You could also return a value using g.return(value), and the resulting IteratorResult will contain said value. This is equivalent to having return value somewhere in the generator function. You should be careful there though – as neither for..of, [...generator()], nor Array.from(generator()) include the value in the IteratorResult that signals { done: true }.

function* numbers () {
  yield 1
  yield 2
  return 3
  yield 4
}
console.log([...numbers()])
// <- [1, 2]
console.log(Array.from(numbers()))
// <- [1, 2]
for (let n of numbers()) {
  console.log(n)
  // <- 1
  // <- 2
}
var g = numbers()
console.log(g.next())
// <- { done: false, value: 1 }
console.log(g.next())
// <- { done: false, value: 2 }
console.log(g.next())
// <- { done: true, value: 3 }
console.log(g.next())
// <- { done: true }

Using g.return is no different in this regard, think of it as the programmatic equivalent of what we just did.

function* numbers () {
  yield 1
  yield 2
  return 3
  yield 4
}
var g = numbers()
console.log(g.next())
// <- { done: false, value: 1 }
console.log(g.return(5))
// <- { done: true, value: 5 }
console.log(g.next())
// <- { done: true }

You can avoid the impending sequence termination, as Axel points out, if the code in the generator function when g.return() got called is wrapped in try/finally. Once the yield expressions in the finally block are over, the sequence will end with the value passed to g.return(value)

function* numbers () {
  yield 1
  try {
    yield 2
  } finally {
    yield 3
    yield 4
  }
  yield 5
}
var g = numbers()
console.log(g.next())
// <- { done: false, value: 1 }
console.log(g.next())
// <- { done: false, value: 2 }
console.log(g.return(6))
// <- { done: false, value: 3 }
console.log(g.next())
// <- { done: false, value: 4 }
console.log(g.next())
// <- { done: true, value: 6 }

That’s all there is to know when it comes to generators in terms of functionality.

Use Cases for ES6 Generators

At this point in the article you should feel comfortable with the concepts of iterators, iterables, and generators in ES6. If you feel like reading more on the subject, I highly recommend you go over Axel’s article on generators, as he put together an amazing write-up on use cases for generators just a few months ago.

Liked the article? Subscribe below to get an email when new articles come out! Also, follow @ponyfoo on Twitter and @ponyfoo on Facebook.
One-click unsubscribe, anytime. Learn more.

Comments (9)

Owen Densmore wrote

Heck, while I’m asking for things: could you show module loaders at some point?

I’m loving modules (no huge batch of

I’ve heard WebPack is also a loader, and a bit concerned if we all do it differently, we’ll end up with Loader Wars!

Owen Densmore wrote

[Oops, script html in earlier post confused the forum code]

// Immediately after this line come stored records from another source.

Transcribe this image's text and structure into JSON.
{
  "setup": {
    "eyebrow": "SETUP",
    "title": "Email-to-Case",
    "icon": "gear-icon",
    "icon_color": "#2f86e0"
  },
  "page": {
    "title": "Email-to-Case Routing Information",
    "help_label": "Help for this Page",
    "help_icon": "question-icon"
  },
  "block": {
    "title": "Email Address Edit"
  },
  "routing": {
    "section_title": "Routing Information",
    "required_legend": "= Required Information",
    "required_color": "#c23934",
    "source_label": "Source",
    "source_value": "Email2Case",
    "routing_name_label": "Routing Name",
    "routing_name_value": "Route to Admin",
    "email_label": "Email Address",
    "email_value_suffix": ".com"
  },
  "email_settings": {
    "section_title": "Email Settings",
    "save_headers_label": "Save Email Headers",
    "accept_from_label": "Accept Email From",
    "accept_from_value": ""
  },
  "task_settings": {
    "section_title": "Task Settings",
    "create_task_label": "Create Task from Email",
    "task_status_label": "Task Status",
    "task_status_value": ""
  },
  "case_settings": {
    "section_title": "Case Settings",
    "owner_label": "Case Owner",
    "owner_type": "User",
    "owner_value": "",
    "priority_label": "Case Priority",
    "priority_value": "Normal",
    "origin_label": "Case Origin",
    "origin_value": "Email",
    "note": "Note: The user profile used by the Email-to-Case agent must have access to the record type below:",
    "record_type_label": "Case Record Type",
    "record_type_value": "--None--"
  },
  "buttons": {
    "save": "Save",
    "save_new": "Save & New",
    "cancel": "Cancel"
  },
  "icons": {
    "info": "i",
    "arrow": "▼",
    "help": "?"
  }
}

Heck, while I’m asking for things: could you show module loaders at some point?

I’m loving modules (no huge batch of script tags, yay) but the whole loader thing is pretty opaque. I’m using JSPM but in nearly complete ignorance, and not using bundling yet. I also haven’t figured out how to share my es6 modules with my es5 friends.

I’ve heard WebPack is also a loader, and a bit concerned if we all do it differently, we’ll end up with Loader Wars!

Michael wrote

Hi, nice article however ‘var’ should be replaced with either ‘let’ or ‘const’ event though var still exist. Just to follow correct pattern. Best regards.

Elen wrote

Hi Nicolas and thank you for your articles! Can I ask you a question? In the following example:

function* gen() { yield ‘test1’; yield ‘test2’; yield ‘test3’; }

const res1 = gen();

Everytime I do gen().next(); I always get Object {value: “test1”, done: false} (which is wrong,the generator should move on). Whereas if I call it like res1.next() (which is EXACTLY the same thing, since res1=gen()) it runs correctly until the end. Why is this happening? Have I misunderstood something?

Thank you in advance :)

Yash Thakkar wrote

Hi Elen,

The problem is you are calling gen() function directly where as you assigned it to “res1”. So it will call the function from top everytime you call and it will yield at ‘test1’.

You should to write res1.next() and it will give you next values till you call.

like this,

function* gen() { yield ‘test1’;yield ‘test2’;yield ‘test3’; }

const res1 = gen()

console.log(res1.next(),res1.next(), res1.next())

Hope this will clear your doubt.